Filter the records below down to lines containing "builder".
[Source information — start]
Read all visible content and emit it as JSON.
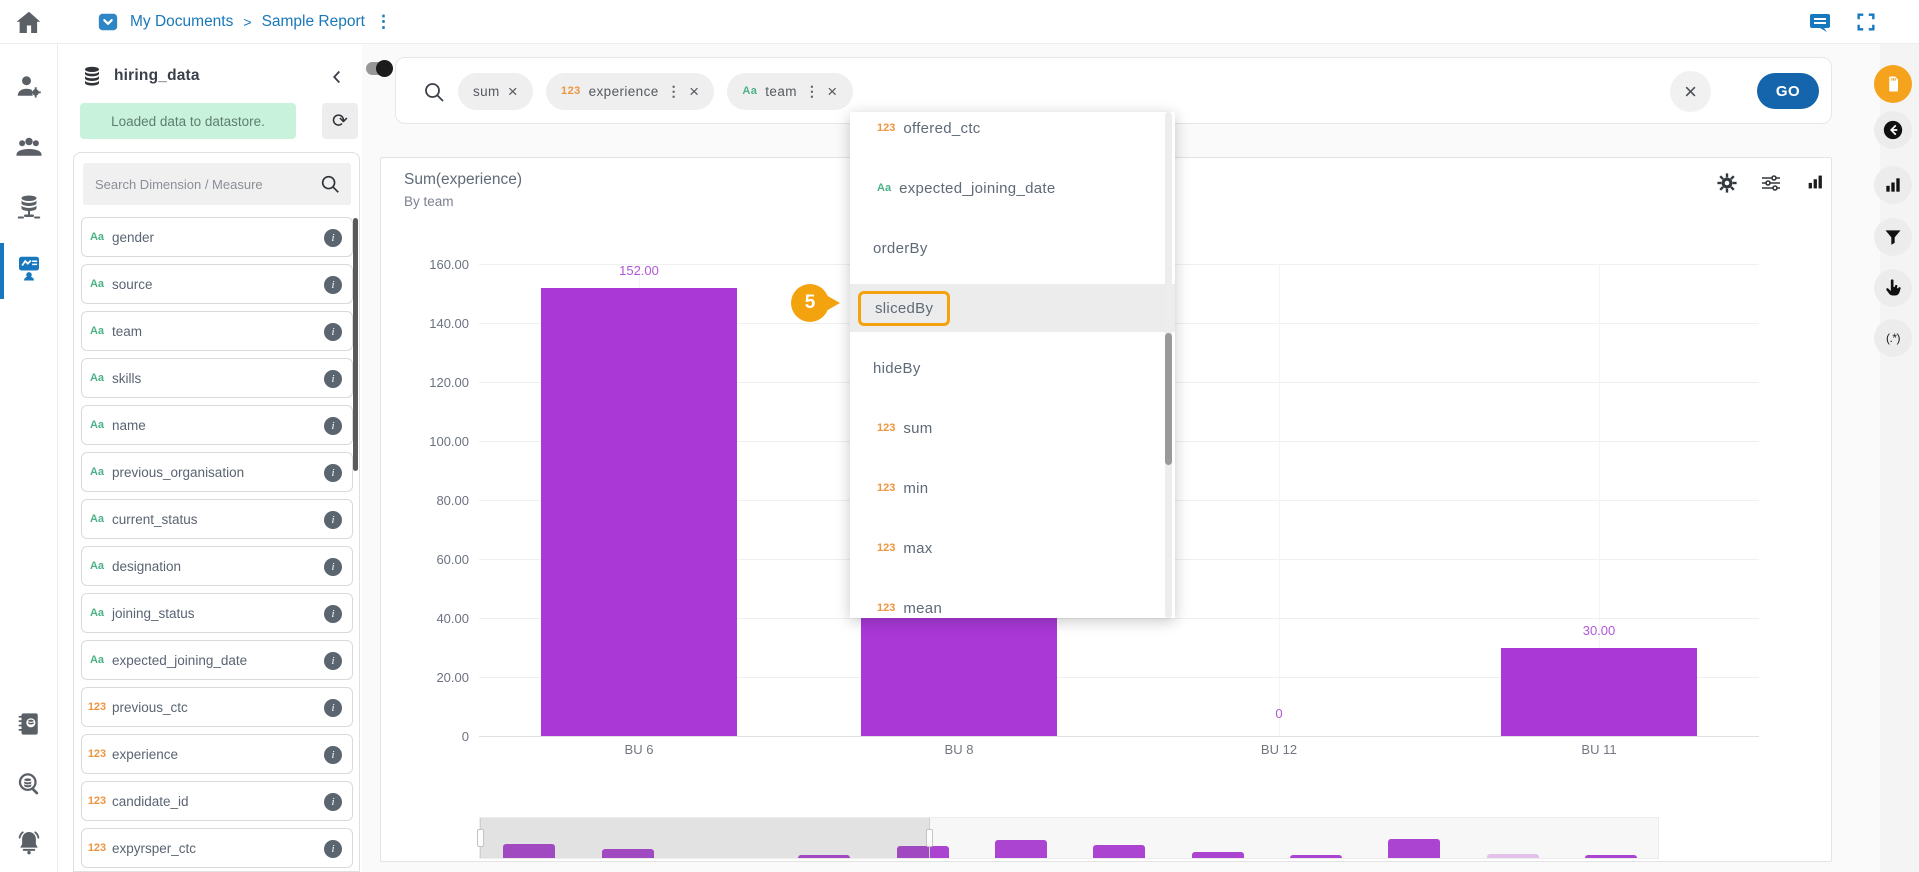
{
  "glyphs": {
    "info": "i",
    "kebab": "⋮",
    "remove": "×",
    "clear": "×",
    "refresh": "⟳",
    "caret": "▾"
  },
  "topbar": {
    "breadcrumb": {
      "root": "My Documents",
      "separator": ">",
      "current": "Sample Report"
    },
    "right_icons": [
      "comments",
      "fullscreen"
    ]
  },
  "left_rail": {
    "items": [
      "home",
      "user-settings",
      "teams",
      "datastore",
      "report-builder",
      "data-catalog",
      "data-search",
      "notifications"
    ],
    "active_item": "report-builder"
  },
  "sidebar": {
    "dataset_name": "hiring_data",
    "status_banner": "Loaded data to datastore.",
    "search_placeholder": "Search Dimension / Measure",
    "type_prefix": {
      "text": "Aa",
      "number": "123"
    },
    "fields": [
      {
        "type": "text",
        "label": "gender"
      },
      {
        "type": "text",
        "label": "source"
      },
      {
        "type": "text",
        "label": "team"
      },
      {
        "type": "text",
        "label": "skills"
      },
      {
        "type": "text",
        "label": "name"
      },
      {
        "type": "text",
        "label": "previous_organisation"
      },
      {
        "type": "text",
        "label": "current_status"
      },
      {
        "type": "text",
        "label": "designation"
      },
      {
        "type": "text",
        "label": "joining_status"
      },
      {
        "type": "text",
        "label": "expected_joining_date"
      },
      {
        "type": "number",
        "label": "previous_ctc"
      },
      {
        "type": "number",
        "label": "experience"
      },
      {
        "type": "number",
        "label": "candidate_id"
      },
      {
        "type": "number",
        "label": "expyrsper_ctc"
      }
    ]
  },
  "search_bar": {
    "chips": [
      {
        "label": "sum",
        "prefix": null,
        "menu": false
      },
      {
        "label": "experience",
        "prefix": "number",
        "menu": true
      },
      {
        "label": "team",
        "prefix": "text",
        "menu": true
      }
    ],
    "go_label": "GO"
  },
  "dropdown": {
    "step_badge": "5",
    "items": [
      {
        "label": "offered_ctc",
        "prefix": "number"
      },
      {
        "label": "expected_joining_date",
        "prefix": "text"
      },
      {
        "label": "orderBy",
        "prefix": null
      },
      {
        "label": "slicedBy",
        "prefix": null,
        "highlighted": true
      },
      {
        "label": "hideBy",
        "prefix": null
      },
      {
        "label": "sum",
        "prefix": "number"
      },
      {
        "label": "min",
        "prefix": "number"
      },
      {
        "label": "max",
        "prefix": "number"
      },
      {
        "label": "mean",
        "prefix": "number"
      }
    ]
  },
  "chart_toolbar": [
    "settings",
    "adjustments",
    "chart-type-picker"
  ],
  "right_rail": {
    "items": [
      "storage-card",
      "history-back",
      "chart-type",
      "filter",
      "pointer-tool",
      "regex-tool"
    ],
    "regex_label": "(.*)"
  },
  "chart_data": {
    "type": "bar",
    "title": "Sum(experience)",
    "subtitle": "By team",
    "categories": [
      "BU 6",
      "BU 8",
      "BU 12",
      "BU 11"
    ],
    "values": [
      152,
      90,
      0,
      30
    ],
    "value_labels": [
      "152.00",
      "",
      "0",
      "30.00"
    ],
    "ylim": [
      0,
      160
    ],
    "yticks": [
      "160.00",
      "140.00",
      "120.00",
      "100.00",
      "80.00",
      "60.00",
      "40.00",
      "20.00",
      "0"
    ],
    "grid": true,
    "legend": "none",
    "bar_color": "#a938d6",
    "label_color": "#b058d8",
    "navigator": {
      "minibar_heights": [
        14,
        9,
        0,
        3,
        12,
        18,
        13,
        6,
        3,
        19,
        4,
        3
      ],
      "light_bars": [
        10
      ],
      "selection_covers": "BU 6 – BU 11"
    }
  }
}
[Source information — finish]
## Exercise solution
      "report-builder",
    "active_item": "report-builder"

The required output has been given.